We’re no strangers to the Nexus 4, Google’s latest flagship smartphone. Our own Brandon Miniman gave it the full review treatment last week. The phone itself is wonderful. It’s fast. It’s solid. It’s a Nexus. Unfortunately it lost a few points in the review.
Our score has been met with more than a little “push back” from our readers. Here are a few of the comments:
- “Nothing there justifies a 7/10.”
- “I agree with you to a certain extent, however 7 doesn’t cut it bro…”
- “This phone is midrange so why compare it to high ends and give it 7/10? seriously.”
- “7/10??? that’s is ridiculous!!”
What’s the story? Was Brandon too harsh? Luckily, we’ve got another Nexus 4 in the house, and another set of eyes to look at it. Let’s take a second look at where the Nexus 4 lost points in our full review, and see if the deductions were justified.
It’s about the quality
Our review detailed concerns with the Nexus 4’s build quality. In addition to having both a glass front and back, the phone just feels “weird” in hand. I’ve got to mirror those sentiments. The sides of the phone do feel somewhat “odd” in-hand. The bottom of the phone, after less than a week of use, has developed a squeak. I had more than one crash in the dialer, primarily on incoming calls, which required me to reboot before I could talk to whomever was trying to call. The touch-screen isn’t as responsive as we’re used to. People are complaining of “dirty” sound from the ear-speaker. It doesn’t include USB On-The-Go support. It’s slippery.
One of my complaints with the Samsung Galaxy S III was it’s hyper-slip hyperglaze coating. It feels slimy, slippery, and gross. The Nexus 4 is worse.

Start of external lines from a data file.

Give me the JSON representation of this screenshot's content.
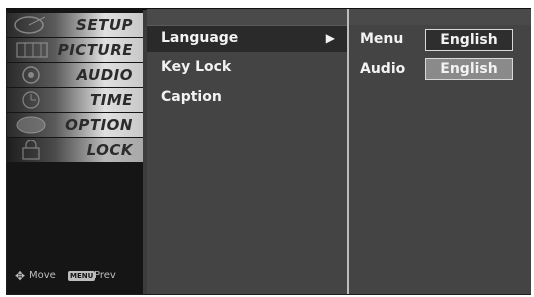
{
  "sidebar": {
    "items": [
      {
        "label": "SETUP",
        "icon": "satellite-dish-icon"
      },
      {
        "label": "PICTURE",
        "icon": "film-strip-icon"
      },
      {
        "label": "AUDIO",
        "icon": "speaker-icon"
      },
      {
        "label": "TIME",
        "icon": "clock-icon"
      },
      {
        "label": "OPTION",
        "icon": "option-tag-icon"
      },
      {
        "label": "LOCK",
        "icon": "padlock-icon"
      }
    ],
    "active_item": "LOCK",
    "footer": {
      "move_label": "Move",
      "menu_key": "MENU",
      "prev_label": "Prev",
      "move_icon": "dpad-icon"
    }
  },
  "menu": {
    "items": [
      {
        "label": "Language",
        "has_submenu": true
      },
      {
        "label": "Key Lock"
      },
      {
        "label": "Caption"
      }
    ],
    "arrow_glyph": "▶"
  },
  "submenu": {
    "rows": [
      {
        "label": "Menu",
        "value": "English"
      },
      {
        "label": "Audio",
        "value": "English"
      }
    ]
  }
}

The main areas the Nexus 4 lost points were in build quality and user experience. It rightfully lost those points. Should that keep you from buying the Nexus 4? Probably not, but it’s our job to tell you about the shortcomings of any device so you can make your own decisions.
On a happier note, the curved right and left edges of the screen make swiping feel much more fluid than other phones I’ve used. The Nexus 4 is also the fastest phone I’ve ever used — it’s amazingly fast.
Some of the Nexus 4’s shortcomings will likely be addressed in upcoming patches and software updates. When that happens we’ll let you know. In the meantime, the phones we tested didn’t have those yet-to-be-released patches.
The Nexus 4 represents the first time LG has gotten into the Nexus game. If you recall, the first Nexus phone from Samsung (the Nexus S) had its share of challenges, too. Samsung greatly improved their product with the next generation, the Galaxy Nexus. I imagine LG will continue to improve and their next Nexus device will be even better. Until we see that, I’ve got to stick with Brandon’s score, which accurately reflects the shortcomings of the device in its current state.
Make sure you bookmark Pocketnow and keep an eye our for an upcoming “After the Buzz” video. By then we’ll have had even more time to experience the Nexus 4. Who knows, we might even be able to add a point if they were able to fix some of the user experience problems via OTA patches.
That having been said, even with those shortcomings I haven’t had any problem trading in my Galaxy Nexus for the Nexus 4, and I don’t think you will either.